–In general, the higher your educational attainment, the more you are likely to earn in annual income. Across the South, people with an associate’s degree can expect to earn from $6,700 to nearly $13,000 more than people in their own state with only a high school diploma. In Texas, the so-called “wage premium’’ for an associate’s degree is $12,800, in South Carolina $9,900, in Tennessee $9,400, and in Mississippi, the lowest in the region, $6,700. The premium for a bachelor’s degree compared to a high school diploma is even greater—from more than $24,000 in Virginia, to $21,500 in Georgia, to $16,500 in Kentucky and to $13,300 in West Virginia.
The AJC also has a story today about college completion rates: According to the story:
The University System of Georgia enrolls more than 310,000 students — an increase of more than 100,000 in the past decade. Behind that rapid growth lies a problem. Less than 60 percent of students graduate within six years.”Let’s be honest, that is an embarrassment,” said Willis Potts, chairman of the State Board of Regents. “If we take students’ money we have a moral and ethical obligation to do everything we possibly can to help them graduate. We haven’t been doing that.”
The regents ordered each college president to explain where their campuses struggle. They had to develop improvement plans, with most calling on graduation rates to improve by 1 percent a year over the next three years. The regents approved those plans earlier this month.
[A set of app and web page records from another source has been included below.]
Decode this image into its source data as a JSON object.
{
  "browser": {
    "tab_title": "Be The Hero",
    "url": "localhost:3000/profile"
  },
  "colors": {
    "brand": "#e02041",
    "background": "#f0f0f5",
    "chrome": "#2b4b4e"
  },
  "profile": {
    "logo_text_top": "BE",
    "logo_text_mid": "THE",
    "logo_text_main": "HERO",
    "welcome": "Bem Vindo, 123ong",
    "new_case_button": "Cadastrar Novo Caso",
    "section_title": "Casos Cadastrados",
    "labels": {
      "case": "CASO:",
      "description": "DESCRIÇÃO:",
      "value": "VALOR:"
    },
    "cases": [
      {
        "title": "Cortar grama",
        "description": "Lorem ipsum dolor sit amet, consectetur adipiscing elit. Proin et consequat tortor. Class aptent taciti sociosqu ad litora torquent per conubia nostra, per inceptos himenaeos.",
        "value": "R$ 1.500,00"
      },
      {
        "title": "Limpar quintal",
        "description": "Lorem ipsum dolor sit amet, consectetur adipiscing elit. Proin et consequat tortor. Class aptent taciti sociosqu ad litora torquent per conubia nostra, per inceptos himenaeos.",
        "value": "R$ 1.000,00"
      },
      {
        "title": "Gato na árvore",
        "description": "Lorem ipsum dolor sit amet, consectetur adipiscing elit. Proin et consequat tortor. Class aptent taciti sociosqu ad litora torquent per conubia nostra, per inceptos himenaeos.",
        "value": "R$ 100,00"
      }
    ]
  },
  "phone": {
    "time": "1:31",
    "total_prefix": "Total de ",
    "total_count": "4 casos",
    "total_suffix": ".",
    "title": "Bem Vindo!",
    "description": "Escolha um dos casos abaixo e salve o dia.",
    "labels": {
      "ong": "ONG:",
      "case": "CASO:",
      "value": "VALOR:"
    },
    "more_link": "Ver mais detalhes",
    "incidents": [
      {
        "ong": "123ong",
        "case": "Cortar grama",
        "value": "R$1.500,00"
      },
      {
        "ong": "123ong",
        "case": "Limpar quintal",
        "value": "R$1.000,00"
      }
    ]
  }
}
Potts said the next step is to research linking campus funding and presidential compensation to how well colleges meet their goals.